Editor’s note: We asked celebrated medical illustrator Bill Westwood to describe his ties to his hometown. Here is his response:
I was born and raised in Albany, Ga. and am a proud 1963 graduate of Albany High. My Father was F.B. (Doc) Westwood, a well known Albany optician and businessman. He and my Mother, Shirley (Maddox) Westwood owned and operated Westwood Optical Dispensary on North Jackson Street for many years. (My father passed away suddenly in 1961 and my mother continued to operate the business until about 1985.)
I grew up in Albany doing lots of outdoors things, hunting, fishing, swimming at Radium Springs and loved every minute of it. I have a younger sister Nancy (Westwood) Hart) who is a horticulturist, lives in Charleston, S.C., and owns a large commercial greenhouse operation. My parents were charter members of Sherwood Baptist Church, where I was baptized about age 12. I was artistic from a very early age, even before I started grade school, and pursued art passionately, mostly on my own, without formal training, until college.
After graduation from high school, I attended Mercer University in Macon. I majored in English literature and minored in art (because I didn’t want to be a starving artist and saw no way to make a living at art during a time when abstract expressionism “ruled” the art world).
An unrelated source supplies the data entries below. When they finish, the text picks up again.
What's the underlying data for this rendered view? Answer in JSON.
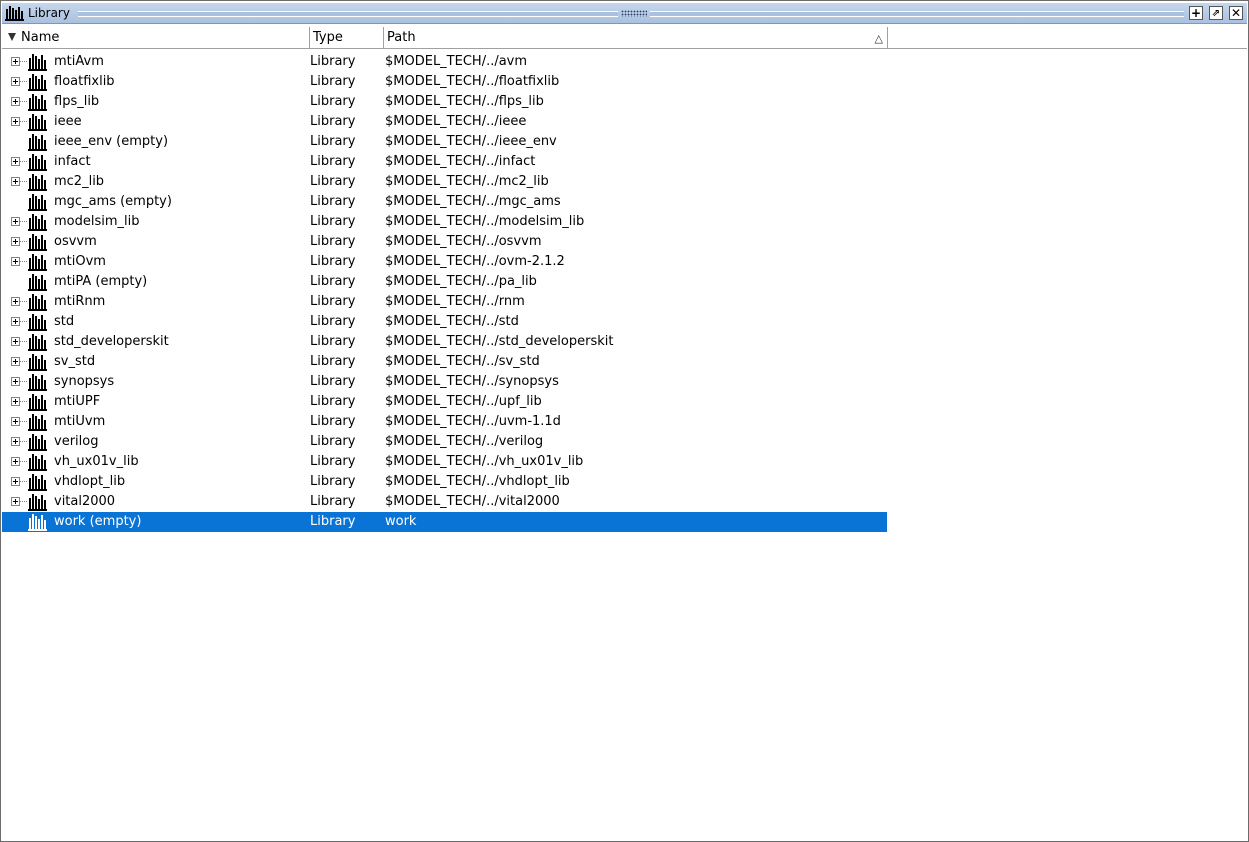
{
  "window": {
    "title": "Library",
    "buttons": {
      "plus": "+",
      "undock": "⇗",
      "close": "✕"
    }
  },
  "columns": {
    "name": "Name",
    "type": "Type",
    "path": "Path"
  },
  "rows": [
    {
      "name": "mtiAvm",
      "type": "Library",
      "path": "$MODEL_TECH/../avm",
      "expandable": true
    },
    {
      "name": "floatfixlib",
      "type": "Library",
      "path": "$MODEL_TECH/../floatfixlib",
      "expandable": true
    },
    {
      "name": "flps_lib",
      "type": "Library",
      "path": "$MODEL_TECH/../flps_lib",
      "expandable": true
    },
    {
      "name": "ieee",
      "type": "Library",
      "path": "$MODEL_TECH/../ieee",
      "expandable": true
    },
    {
      "name": "ieee_env  (empty)",
      "type": "Library",
      "path": "$MODEL_TECH/../ieee_env",
      "expandable": false
    },
    {
      "name": "infact",
      "type": "Library",
      "path": "$MODEL_TECH/../infact",
      "expandable": true
    },
    {
      "name": "mc2_lib",
      "type": "Library",
      "path": "$MODEL_TECH/../mc2_lib",
      "expandable": true
    },
    {
      "name": "mgc_ams  (empty)",
      "type": "Library",
      "path": "$MODEL_TECH/../mgc_ams",
      "expandable": false
    },
    {
      "name": "modelsim_lib",
      "type": "Library",
      "path": "$MODEL_TECH/../modelsim_lib",
      "expandable": true
    },
    {
      "name": "osvvm",
      "type": "Library",
      "path": "$MODEL_TECH/../osvvm",
      "expandable": true
    },
    {
      "name": "mtiOvm",
      "type": "Library",
      "path": "$MODEL_TECH/../ovm-2.1.2",
      "expandable": true
    },
    {
      "name": "mtiPA  (empty)",
      "type": "Library",
      "path": "$MODEL_TECH/../pa_lib",
      "expandable": false
    },
    {
      "name": "mtiRnm",
      "type": "Library",
      "path": "$MODEL_TECH/../rnm",
      "expandable": true
    },
    {
      "name": "std",
      "type": "Library",
      "path": "$MODEL_TECH/../std",
      "expandable": true
    },
    {
      "name": "std_developerskit",
      "type": "Library",
      "path": "$MODEL_TECH/../std_developerskit",
      "expandable": true
    },
    {
      "name": "sv_std",
      "type": "Library",
      "path": "$MODEL_TECH/../sv_std",
      "expandable": true
    },
    {
      "name": "synopsys",
      "type": "Library",
      "path": "$MODEL_TECH/../synopsys",
      "expandable": true
    },
    {
      "name": "mtiUPF",
      "type": "Library",
      "path": "$MODEL_TECH/../upf_lib",
      "expandable": true
    },
    {
      "name": "mtiUvm",
      "type": "Library",
      "path": "$MODEL_TECH/../uvm-1.1d",
      "expandable": true
    },
    {
      "name": "verilog",
      "type": "Library",
      "path": "$MODEL_TECH/../verilog",
      "expandable": true
    },
    {
      "name": "vh_ux01v_lib",
      "type": "Library",
      "path": "$MODEL_TECH/../vh_ux01v_lib",
      "expandable": true
    },
    {
      "name": "vhdlopt_lib",
      "type": "Library",
      "path": "$MODEL_TECH/../vhdlopt_lib",
      "expandable": true
    },
    {
      "name": "vital2000",
      "type": "Library",
      "path": "$MODEL_TECH/../vital2000",
      "expandable": true
    },
    {
      "name": "work  (empty)",
      "type": "Library",
      "path": "work",
      "expandable": false,
      "selected": true
    }
  ],
  "colors": {
    "selection": "#0a74d6",
    "titlebar": "#a9c1df"
  }
}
It was in the beginning of my third year at Mercer that I first heard about the field of medical illustration. The head of the Mercer art department, Marshall Daugherty (a celebrated sculptor), had a former student who had become a medical illustrator and encouraged me to visit the School of Medical Illustration at the Medical College of Georgia in Augusta, one of only five such graduate programs in the U.S.
Shortly afterwards, I arranged a visit and upon arrival, was so taken with the field that I knew immediately I had found my calling – although I was more than a little intimidated when I found out that they only accepted four students a year out of 200 or more applicants. (The program encompassed what used to be the first two years of medical school – all of the basic sciences – and all classes were taken with the medical students, so space was very limited.) It was (and still is) a demanding curriculum.
I managed to get accepted, finished two years of the three year program, got drafted (a whole other story), went to Germany, served with the 26th Medical Illustration Detachment, came back finished graduate school, got a position at the Mayo Clinic in Rochester, Minn. (1972), spent incredible 10 years there before leaving to start my own business, moved to Albany, N.Y. in 1990 and the “rest is history”.
My connection to Albany, Ga., has remained strong over the years, with frequent visits, until my mother’s death at 90 seven years ago. Albany and Georgia will always be “home”. Much of my mother’s family still lives in and around Perry, Ga. I still order my yearly supply of pecans from Sunnyland Farms in Albany (can’t get by without those Georgia pee-cans).
PHOTO BY MICHAEL P. FARRELL
Albany, Ga., native Bill Westwood, a medical illustrator who just received the lifetime achievement award from the Association of Medical Illustrators at his studio in Albany, N.Y. Photo used by permission (Albany Times Union).